Wednesday, June 22, 2016

Fifth Anniversary: The half-year in collecting

Today marks the fifth anniversary of this blog. Most of my energy is devoted to the descriptive bibliography of Hoyle, substantial portions of which are now online. But I don't want to neglect the blog entirely.

1806 Dundee miniature Hoyle

So let me share a recent purchase, a condition upgrade to a book I wrote about in the essay "The Scottish Hoyles (part 2)". It is Hoyle's Game of Whist printed in Dundee Scotland by W. Chambers for booksellers in London, Edinburgh, and Perth. It is the only miniature Hoyle with a text block that is 3 1/8" tall. While my copy was in satisfactory condition, it had been rebound.

The new copy is in near mint condition with the original binding of goldenrod papers and a red leather spine. Interestingly, the binding is different from that of the copy at the National Library of Scotland (pictured in the previous essay), also original. Perhaps each of the three booksellers issued the book in different bindings. Note the crescent of discoloration to the top of the book. Can you identify the cause? 

The discoloration is from the thumb-hole of a slipcase. Yes, this charming miniature was issued in a slipcase! See the pictures below of couples dancing at a ball and a foursome playing at whist. Rather charming, don't you think?

I've written about Hoyles in slipcases a couple of times. First in "Late Hoyles, Early Slipcases" I discuss two examples, one from 1802 and another from 1803. And in "An Epitome of Hoyle, a Discovery, and two Coincidences" I discuss a very early slipcase from the early 1780s.

It is an interesting question why publishers decided to go to the expense of making the slipcases. A comment from the 1803 work suggests that the goal may be to appeal to women:
The proprietors of Hoyle's Games Improved, ambitious of retaining that patronage which those who endeavour to serve or amuse the public generally acquire, have had the whole work carefully revised and enlarged with, as they hope, material corrections throughout; and supposing that the same might with propriety be divided into nearly two equal portions, one calculated for the card table, and most suitable for ladies, the other appropriate to the male sex, as containing games that require stronger exertion or more intense application; the proprietors consequently now first publish, in a convenient size and elegant manner, that part which they trust will prove most acceptable to their fair country-women, intending soon to print the rest in a similar form, so as to give a complete edition of a book containing the most fashiable games, both of skill and chance.
My copy of the Dundee Hoyle made six known copies and it was the only one in the slipcase. However, shortly after I purchased it, another copy came to auction as part of a shelf lot of 19th century bindings. So now there are seven, two of which are in slipcases. Perhaps the seventh copy will appear in the trade before much longer!
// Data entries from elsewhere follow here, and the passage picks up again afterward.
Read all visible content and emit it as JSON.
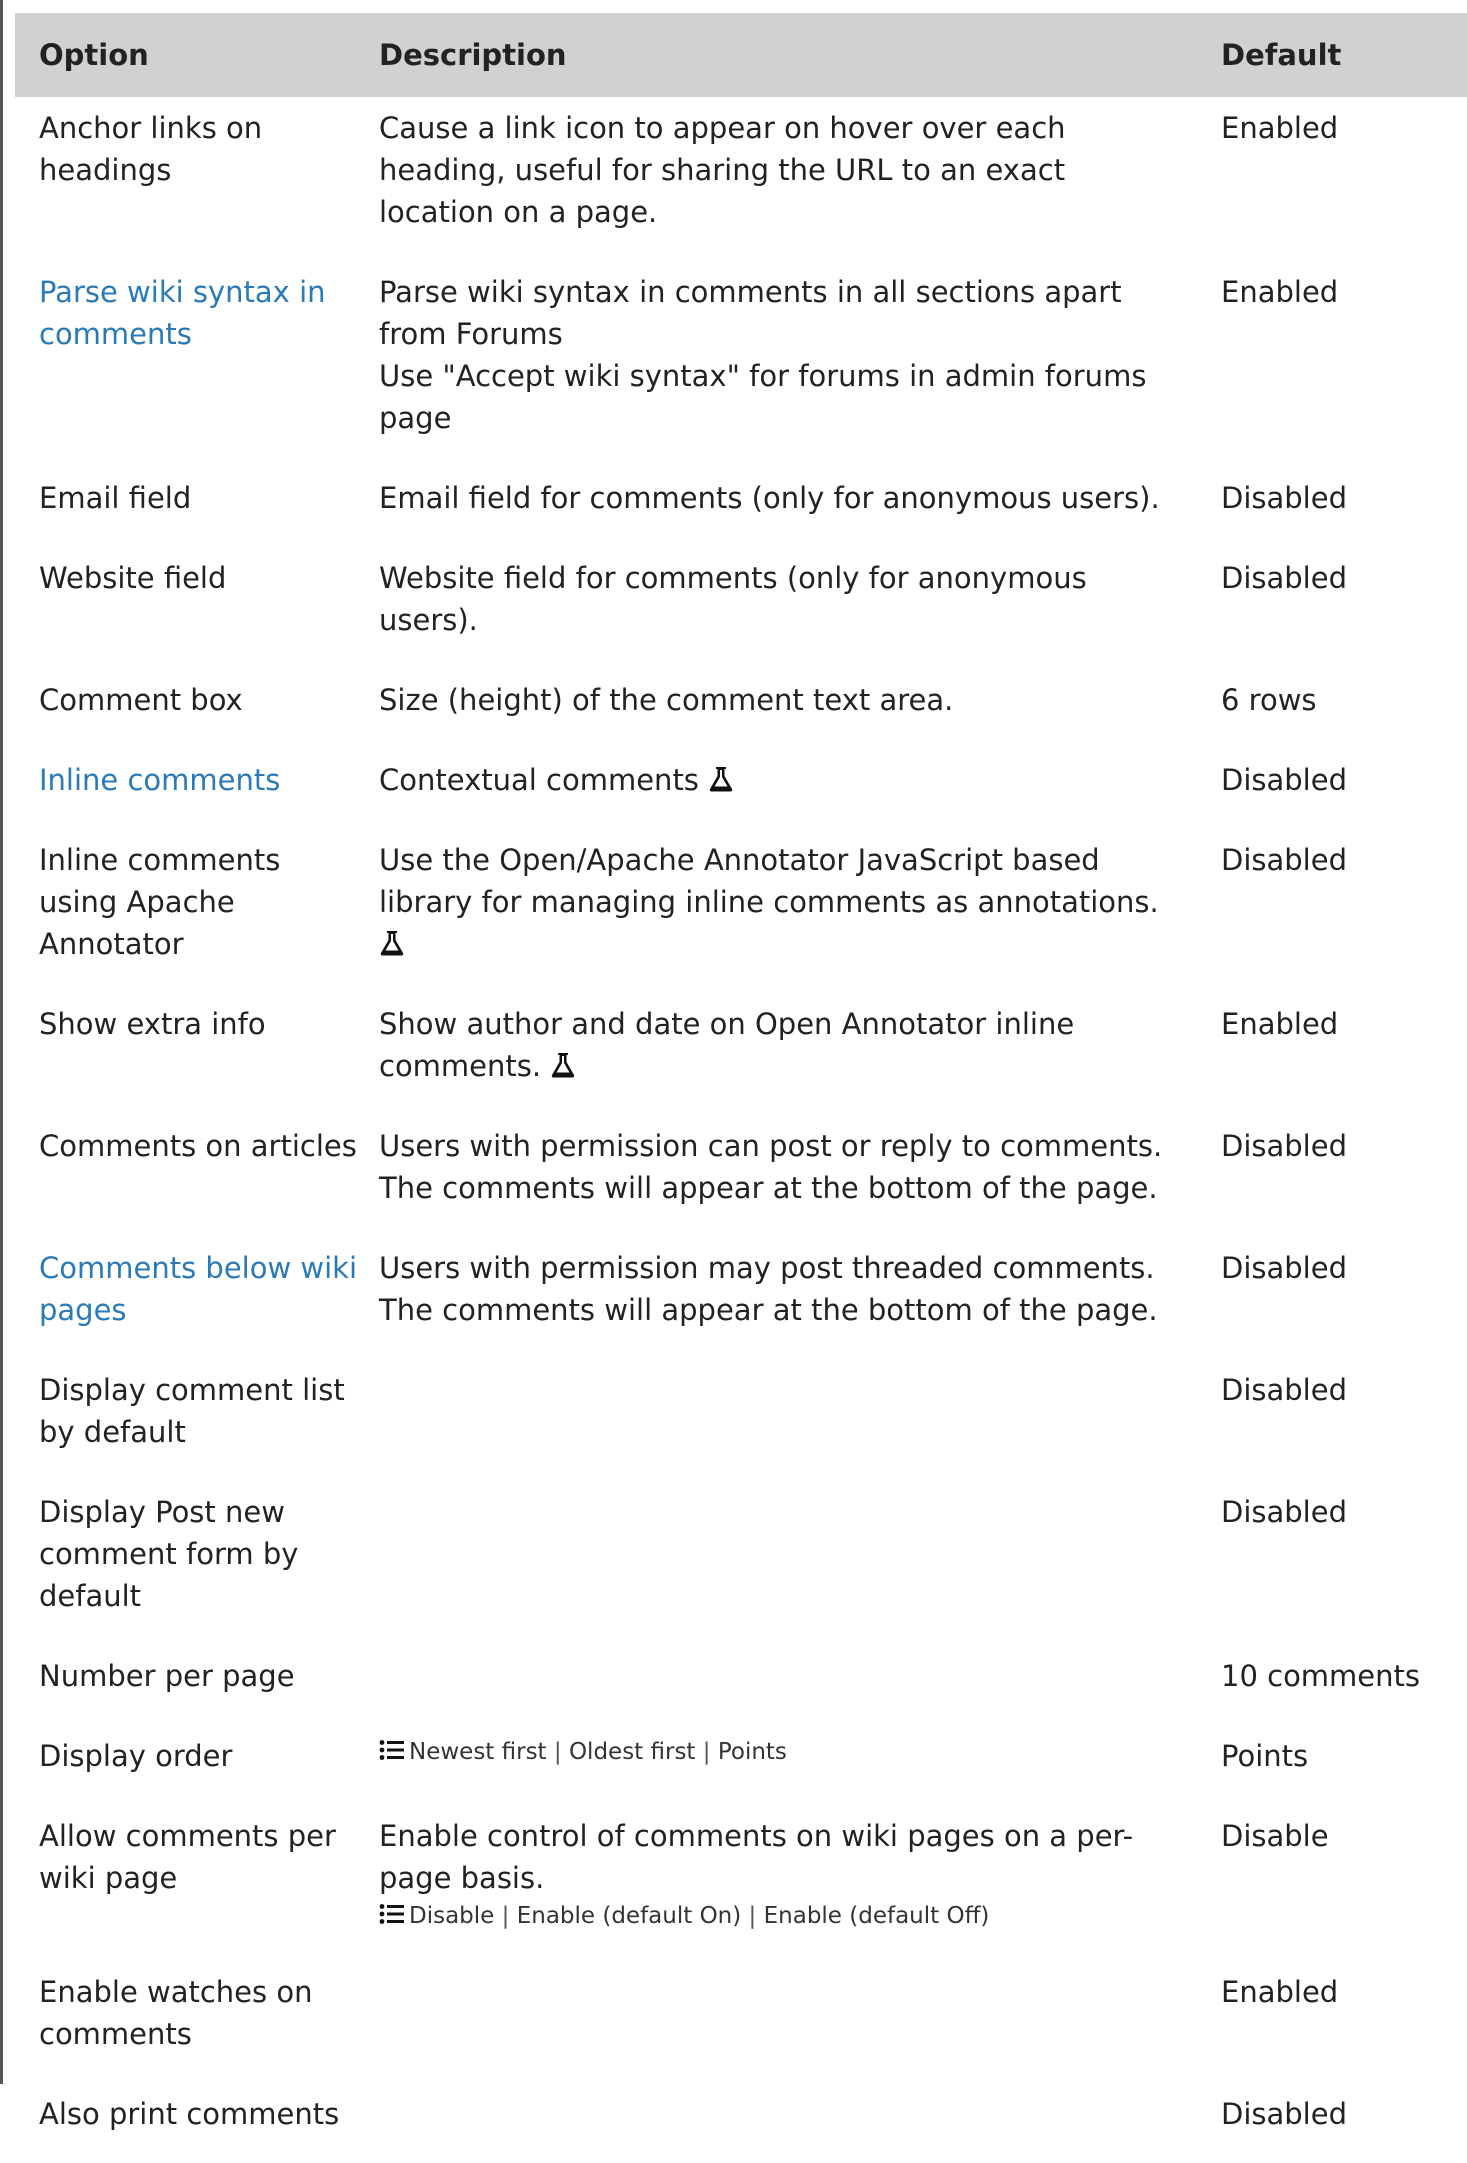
{
  "header": {
    "option": "Option",
    "description": "Description",
    "default": "Default"
  },
  "rows": [
    {
      "option": "Anchor links on headings",
      "is_link": false,
      "description": [
        "Cause a link icon to appear on hover over each heading, useful for sharing the URL to an exact location on a page."
      ],
      "flask": false,
      "options": null,
      "default": "Enabled"
    },
    {
      "option": "Parse wiki syntax in comments",
      "is_link": true,
      "description": [
        "Parse wiki syntax in comments in all sections apart from Forums",
        "Use \"Accept wiki syntax\" for forums in admin forums page"
      ],
      "flask": false,
      "options": null,
      "default": "Enabled"
    },
    {
      "option": "Email field",
      "is_link": false,
      "description": [
        "Email field for comments (only for anonymous users)."
      ],
      "flask": false,
      "options": null,
      "default": "Disabled"
    },
    {
      "option": "Website field",
      "is_link": false,
      "description": [
        "Website field for comments (only for anonymous users)."
      ],
      "flask": false,
      "options": null,
      "default": "Disabled"
    },
    {
      "option": "Comment box",
      "is_link": false,
      "description": [
        "Size (height) of the comment text area."
      ],
      "flask": false,
      "options": null,
      "default": "6 rows"
    },
    {
      "option": "Inline comments",
      "is_link": true,
      "description": [
        "Contextual comments"
      ],
      "flask": true,
      "options": null,
      "default": "Disabled"
    },
    {
      "option": "Inline comments using Apache Annotator",
      "is_link": false,
      "description": [
        "Use the Open/Apache Annotator JavaScript based library for managing inline comments as annotations."
      ],
      "flask": true,
      "options": null,
      "default": "Disabled"
    },
    {
      "option": "Show extra info",
      "is_link": false,
      "description": [
        "Show author and date on Open Annotator inline comments."
      ],
      "flask": true,
      "options": null,
      "default": "Enabled"
    },
    {
      "option": "Comments on articles",
      "is_link": false,
      "description": [
        "Users with permission can post or reply to comments. The comments will appear at the bottom of the page."
      ],
      "flask": false,
      "options": null,
      "default": "Disabled"
    },
    {
      "option": "Comments below wiki pages",
      "is_link": true,
      "description": [
        "Users with permission may post threaded comments. The comments will appear at the bottom of the page."
      ],
      "flask": false,
      "options": null,
      "default": "Disabled"
    },
    {
      "option": "Display comment list by default",
      "is_link": false,
      "description": [],
      "flask": false,
      "options": null,
      "default": "Disabled"
    },
    {
      "option": "Display Post new comment form by default",
      "is_link": false,
      "description": [],
      "flask": false,
      "options": null,
      "default": "Disabled"
    },
    {
      "option": "Number per page",
      "is_link": false,
      "description": [],
      "flask": false,
      "options": null,
      "default": "10 comments"
    },
    {
      "option": "Display order",
      "is_link": false,
      "description": [],
      "flask": false,
      "options": [
        "Newest first",
        "Oldest first",
        "Points"
      ],
      "default": "Points"
    },
    {
      "option": "Allow comments per wiki page",
      "is_link": false,
      "description": [
        "Enable control of comments on wiki pages on a per-page basis."
      ],
      "flask": false,
      "options": [
        "Disable",
        "Enable (default On)",
        "Enable (default Off)"
      ],
      "default": "Disable"
    },
    {
      "option": "Enable watches on comments",
      "is_link": false,
      "description": [],
      "flask": false,
      "options": null,
      "default": "Enabled"
    },
    {
      "option": "Also print comments",
      "is_link": false,
      "description": [],
      "flask": false,
      "options": null,
      "default": "Disabled"
    }
  ],
  "icons": {
    "flask": "flask-icon",
    "list": "list-icon"
  },
  "colors": {
    "header_bg": "#d1d1d1",
    "link": "#2a7ab8",
    "text": "#222222"
  }
}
1 comment:

  1. What a beautiful slipcase! I just received my copy of Mark R. Godburn's Nineteenth-Century Dust-Jackets: I am hoping he has something to say about these and other slipcases in the late 18C.
    BTW: I thought " goldenrod " was a typo for golden-red!